## [Given data]
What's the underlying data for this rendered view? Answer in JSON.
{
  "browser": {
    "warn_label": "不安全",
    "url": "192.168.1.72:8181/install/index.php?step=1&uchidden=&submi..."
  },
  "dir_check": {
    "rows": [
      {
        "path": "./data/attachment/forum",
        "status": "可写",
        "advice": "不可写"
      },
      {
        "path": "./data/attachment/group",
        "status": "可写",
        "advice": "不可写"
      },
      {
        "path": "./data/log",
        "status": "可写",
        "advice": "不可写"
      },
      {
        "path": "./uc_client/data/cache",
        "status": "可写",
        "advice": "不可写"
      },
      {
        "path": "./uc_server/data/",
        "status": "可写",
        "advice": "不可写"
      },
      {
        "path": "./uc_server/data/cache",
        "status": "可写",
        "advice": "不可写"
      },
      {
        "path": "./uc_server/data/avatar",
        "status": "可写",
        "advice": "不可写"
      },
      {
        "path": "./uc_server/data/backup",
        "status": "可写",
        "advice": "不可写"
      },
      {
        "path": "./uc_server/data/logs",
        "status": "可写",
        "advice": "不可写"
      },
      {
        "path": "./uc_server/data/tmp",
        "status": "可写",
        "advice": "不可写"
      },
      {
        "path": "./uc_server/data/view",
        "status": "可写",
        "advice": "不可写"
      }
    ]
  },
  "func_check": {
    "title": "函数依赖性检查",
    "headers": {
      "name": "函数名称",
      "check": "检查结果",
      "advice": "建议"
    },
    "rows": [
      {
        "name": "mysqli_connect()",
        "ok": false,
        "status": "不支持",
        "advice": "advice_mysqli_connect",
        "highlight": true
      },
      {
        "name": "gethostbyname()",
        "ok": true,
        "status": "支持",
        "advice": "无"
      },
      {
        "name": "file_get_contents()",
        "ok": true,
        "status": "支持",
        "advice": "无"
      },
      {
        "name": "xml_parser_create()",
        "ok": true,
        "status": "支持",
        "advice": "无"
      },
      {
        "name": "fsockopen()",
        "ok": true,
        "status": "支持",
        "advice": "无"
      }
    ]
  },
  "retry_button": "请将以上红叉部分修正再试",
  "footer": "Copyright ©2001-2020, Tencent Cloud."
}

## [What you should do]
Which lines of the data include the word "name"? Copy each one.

## [Written response]
      "name": "函数名称",
        "name": "mysqli_connect()",
        "name": "gethostbyname()",
        "name": "file_get_contents()",
        "name": "xml_parser_create()",
        "name": "fsockopen()",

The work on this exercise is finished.